September 21, 2021
Crisis in Healthcare for PAs Worsened by COVID-19
By Amanda Chapman, MMS, PA-C, and Barbara Morrison, PA-C
PA, PA, are you okay!?
Good morning, good afternoon, good evening. How are you genuinely doing today, my fellow PA? If you are one of the estimated 45% of PAs who were experiencing burnout (before the COVID-19 pandemic), then deep down your inner voice may be screaming, “I’m not okay!” but your automatic response is to say that you are “fine”. PA, you are not alone.1
Interpersonal disengagement, work exhaustion, cynicism, or even overall burnout may also coincide with depression, anxiety, even suicidality. These are just some of the factors that are affecting PAs’ well-being. Burnout is a crisis in healthcare, worsened by the COVID-19 pandemic.2 Medical associations and healthcare organizations are more acutely aware of burnout and the related sequalae.
AAPA understands the need to support PAs whose well-being is affected. They have started a bigger conversation and are working to establish a better understanding of PA burnout. In 2019 the Board of Directors and House of Delegates convened the AAPA Joint Task Force on Burnout (JTF). As members of the JTF, we are (1) developing and providing resources and information on PA burnout, (2) improving awareness of the signs of burnout (in colleagues or ourselves), and (3) offering strategies to mitigate the risk of burnout. In conjunction with the AAPA Research Department, we are also ramping up research into this widespread issue.

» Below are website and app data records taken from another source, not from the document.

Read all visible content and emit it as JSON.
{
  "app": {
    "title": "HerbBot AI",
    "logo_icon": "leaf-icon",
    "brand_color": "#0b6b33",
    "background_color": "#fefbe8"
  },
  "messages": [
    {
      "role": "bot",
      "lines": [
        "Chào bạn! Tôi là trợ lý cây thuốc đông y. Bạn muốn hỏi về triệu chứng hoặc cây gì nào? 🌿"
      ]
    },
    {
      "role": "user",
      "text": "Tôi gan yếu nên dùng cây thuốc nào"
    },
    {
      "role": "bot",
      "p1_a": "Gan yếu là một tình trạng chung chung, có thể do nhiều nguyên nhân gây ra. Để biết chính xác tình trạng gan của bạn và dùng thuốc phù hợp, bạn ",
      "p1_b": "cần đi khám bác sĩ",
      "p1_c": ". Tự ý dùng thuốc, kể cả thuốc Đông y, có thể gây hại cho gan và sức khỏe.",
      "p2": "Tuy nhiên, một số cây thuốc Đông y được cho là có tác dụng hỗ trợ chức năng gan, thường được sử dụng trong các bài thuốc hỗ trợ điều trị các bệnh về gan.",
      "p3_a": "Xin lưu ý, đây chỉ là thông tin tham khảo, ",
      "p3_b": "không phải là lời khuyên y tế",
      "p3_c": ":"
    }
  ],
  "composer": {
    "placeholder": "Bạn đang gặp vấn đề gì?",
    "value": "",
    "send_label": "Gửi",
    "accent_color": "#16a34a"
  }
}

By taking initiative on burnout, AAPA is not only supporting PAs but is positioning the profession to better inform and advise institutions on ineffective practices and outdated policies related to the issue.
Burnout magnified by the COVID-19 pandemic

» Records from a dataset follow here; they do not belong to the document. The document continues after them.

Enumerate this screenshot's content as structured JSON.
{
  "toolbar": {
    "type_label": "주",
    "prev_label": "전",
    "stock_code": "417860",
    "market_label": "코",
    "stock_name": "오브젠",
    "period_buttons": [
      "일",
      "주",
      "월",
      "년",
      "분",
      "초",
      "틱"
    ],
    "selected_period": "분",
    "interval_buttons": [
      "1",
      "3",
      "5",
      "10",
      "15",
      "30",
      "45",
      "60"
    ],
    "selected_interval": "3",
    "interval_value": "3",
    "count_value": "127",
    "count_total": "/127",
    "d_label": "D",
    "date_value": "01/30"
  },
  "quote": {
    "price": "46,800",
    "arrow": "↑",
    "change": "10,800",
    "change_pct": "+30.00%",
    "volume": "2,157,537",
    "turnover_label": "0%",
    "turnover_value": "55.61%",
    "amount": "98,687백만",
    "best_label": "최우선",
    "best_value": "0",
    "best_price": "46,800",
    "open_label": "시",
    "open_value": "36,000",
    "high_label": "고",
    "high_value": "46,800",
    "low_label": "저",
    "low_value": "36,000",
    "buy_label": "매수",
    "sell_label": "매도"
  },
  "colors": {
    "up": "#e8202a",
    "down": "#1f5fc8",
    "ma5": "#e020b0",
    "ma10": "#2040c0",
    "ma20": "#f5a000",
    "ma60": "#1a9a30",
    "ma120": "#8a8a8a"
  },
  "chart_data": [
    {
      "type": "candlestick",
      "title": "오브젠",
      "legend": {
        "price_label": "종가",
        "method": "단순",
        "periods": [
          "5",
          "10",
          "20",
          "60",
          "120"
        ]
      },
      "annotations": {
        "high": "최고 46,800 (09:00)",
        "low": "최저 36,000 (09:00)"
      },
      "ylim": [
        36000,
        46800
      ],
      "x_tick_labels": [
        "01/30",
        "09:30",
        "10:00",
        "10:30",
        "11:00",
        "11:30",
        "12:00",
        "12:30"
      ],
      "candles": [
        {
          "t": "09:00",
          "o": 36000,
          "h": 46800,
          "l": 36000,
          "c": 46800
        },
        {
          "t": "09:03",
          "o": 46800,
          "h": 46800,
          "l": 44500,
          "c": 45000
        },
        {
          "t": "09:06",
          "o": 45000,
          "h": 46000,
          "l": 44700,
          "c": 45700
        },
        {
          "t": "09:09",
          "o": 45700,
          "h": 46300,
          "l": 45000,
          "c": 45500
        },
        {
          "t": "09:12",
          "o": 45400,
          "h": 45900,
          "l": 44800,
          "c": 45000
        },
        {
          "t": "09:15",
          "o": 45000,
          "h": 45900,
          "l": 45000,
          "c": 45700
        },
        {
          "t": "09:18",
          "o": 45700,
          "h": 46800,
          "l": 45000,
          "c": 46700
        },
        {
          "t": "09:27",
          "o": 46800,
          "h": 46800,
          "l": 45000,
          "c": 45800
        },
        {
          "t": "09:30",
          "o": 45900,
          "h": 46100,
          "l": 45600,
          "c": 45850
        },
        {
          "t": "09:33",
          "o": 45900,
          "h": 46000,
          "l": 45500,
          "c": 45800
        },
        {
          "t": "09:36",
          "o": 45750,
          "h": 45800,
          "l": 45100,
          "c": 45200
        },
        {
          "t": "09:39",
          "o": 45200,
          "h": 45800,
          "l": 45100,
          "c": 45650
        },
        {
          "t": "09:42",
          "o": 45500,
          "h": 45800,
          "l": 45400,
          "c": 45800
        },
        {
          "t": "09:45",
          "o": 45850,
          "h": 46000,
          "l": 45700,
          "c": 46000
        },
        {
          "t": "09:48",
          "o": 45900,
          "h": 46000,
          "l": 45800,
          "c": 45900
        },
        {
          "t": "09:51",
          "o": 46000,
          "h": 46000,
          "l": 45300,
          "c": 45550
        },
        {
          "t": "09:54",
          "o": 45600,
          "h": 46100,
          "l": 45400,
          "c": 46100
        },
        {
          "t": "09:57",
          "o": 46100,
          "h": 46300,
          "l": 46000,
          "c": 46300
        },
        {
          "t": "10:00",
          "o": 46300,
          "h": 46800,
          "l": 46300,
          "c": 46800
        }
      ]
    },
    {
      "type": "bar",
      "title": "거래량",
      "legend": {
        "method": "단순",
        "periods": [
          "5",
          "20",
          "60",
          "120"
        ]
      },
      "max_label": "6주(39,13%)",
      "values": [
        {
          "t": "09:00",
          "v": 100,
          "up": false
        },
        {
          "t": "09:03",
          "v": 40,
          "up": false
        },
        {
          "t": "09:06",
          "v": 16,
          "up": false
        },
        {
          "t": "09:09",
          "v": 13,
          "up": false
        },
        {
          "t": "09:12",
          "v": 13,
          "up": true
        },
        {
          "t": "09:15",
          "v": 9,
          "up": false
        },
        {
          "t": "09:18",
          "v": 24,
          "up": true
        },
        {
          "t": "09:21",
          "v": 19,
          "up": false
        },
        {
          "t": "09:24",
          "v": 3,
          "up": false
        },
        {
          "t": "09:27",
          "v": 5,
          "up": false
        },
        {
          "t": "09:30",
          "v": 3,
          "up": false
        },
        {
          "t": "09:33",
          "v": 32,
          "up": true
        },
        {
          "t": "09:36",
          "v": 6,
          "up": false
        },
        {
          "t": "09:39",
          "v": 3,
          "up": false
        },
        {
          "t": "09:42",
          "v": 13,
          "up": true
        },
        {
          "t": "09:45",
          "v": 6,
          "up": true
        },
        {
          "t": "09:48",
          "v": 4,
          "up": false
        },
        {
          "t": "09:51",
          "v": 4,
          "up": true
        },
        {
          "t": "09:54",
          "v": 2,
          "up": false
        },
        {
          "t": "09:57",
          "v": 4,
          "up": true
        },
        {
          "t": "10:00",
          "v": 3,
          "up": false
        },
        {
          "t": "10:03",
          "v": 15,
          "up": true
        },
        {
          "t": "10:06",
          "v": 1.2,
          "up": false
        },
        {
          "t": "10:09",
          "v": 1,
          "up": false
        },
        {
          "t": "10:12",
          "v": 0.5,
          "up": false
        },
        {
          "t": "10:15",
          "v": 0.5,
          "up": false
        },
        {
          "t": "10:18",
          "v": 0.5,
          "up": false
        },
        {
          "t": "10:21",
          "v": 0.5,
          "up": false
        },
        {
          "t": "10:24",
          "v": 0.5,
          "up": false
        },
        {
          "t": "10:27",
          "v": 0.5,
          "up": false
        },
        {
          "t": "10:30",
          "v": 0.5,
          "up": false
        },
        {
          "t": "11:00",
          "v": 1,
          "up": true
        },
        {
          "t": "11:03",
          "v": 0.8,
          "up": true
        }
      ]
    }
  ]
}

The U.S. healthcare system faces unprecedented challenges in patient care. As PAs, we have been exposed to unique long-term stressors and expanded roles, as have our physician peers; further increasing risk of burnout.3 An emerging body of literature reveals that similar to its high prevalence among physicians and nurses, burnout is common among PAs. 4
We are learning why we burn out. In the rush to adjust to evolving clinical guidelines, new work settings with personal and professional demands that all seem to need more from us, we can find ourselves neglecting our own self-care and losing connection with our purpose.
Prevention and Treatment:
The JTF, currently in its second year, has developed a website dedicated to PA Burnout. This curated collection of resources includes materials created by the JTF (denoted as such) as well as other resources.
On newly expanded website, clinicians and students can find:
News & communications
As integral members of healthcare teams, PAs contribute to and benefit from interprofessional endeavors, such as the National Academy of Medicine Action Collaborative on Clinician Well-Being and Resilience, that work towards reversing trends in clinician burnout. Although these interprofessional efforts are important, the task force was created to address the specific needs of PAs.
In the coming months, we ask that PAs watch the webinars, join the dialogue on Huddle, and share our work on social media.
Authors are Amanda Chapman, MMS, PA-C and Barbara Morrison, PA-C with support from Noël Smith, senior director of AAPA Research. Contact Noel at [email protected].
AAPA Career Central: PA Burnout
Join us on the Huddle starting November 9, 2020: #burnout
Blueprint for Addressing Physician Assistant Well-being and Burnout
JAAPA Articles on Burnout